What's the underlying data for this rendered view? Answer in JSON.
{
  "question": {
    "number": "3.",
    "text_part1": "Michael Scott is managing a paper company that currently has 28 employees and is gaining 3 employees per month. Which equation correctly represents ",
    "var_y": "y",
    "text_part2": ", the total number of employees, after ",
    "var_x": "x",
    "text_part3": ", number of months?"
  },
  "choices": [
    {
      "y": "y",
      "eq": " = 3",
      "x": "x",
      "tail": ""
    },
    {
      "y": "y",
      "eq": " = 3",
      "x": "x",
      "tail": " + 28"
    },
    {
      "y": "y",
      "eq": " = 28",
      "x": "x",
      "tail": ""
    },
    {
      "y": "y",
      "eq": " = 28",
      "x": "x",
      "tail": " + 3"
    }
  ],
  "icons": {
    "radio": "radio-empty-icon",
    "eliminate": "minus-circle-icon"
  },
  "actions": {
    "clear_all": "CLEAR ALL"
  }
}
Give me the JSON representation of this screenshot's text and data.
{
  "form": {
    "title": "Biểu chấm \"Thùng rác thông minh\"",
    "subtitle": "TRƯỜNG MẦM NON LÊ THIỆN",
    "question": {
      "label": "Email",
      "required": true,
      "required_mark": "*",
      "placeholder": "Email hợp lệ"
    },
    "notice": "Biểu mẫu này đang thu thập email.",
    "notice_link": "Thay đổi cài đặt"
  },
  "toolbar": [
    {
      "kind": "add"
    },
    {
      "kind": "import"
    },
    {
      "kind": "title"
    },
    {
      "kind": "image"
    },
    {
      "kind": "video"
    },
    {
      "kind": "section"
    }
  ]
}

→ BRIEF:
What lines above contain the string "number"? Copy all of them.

→ REPLY TO THE EXERCISE:
    "number": "3.",
    "text_part2": ", the total number of employees, after ",
    "text_part3": ", number of months?"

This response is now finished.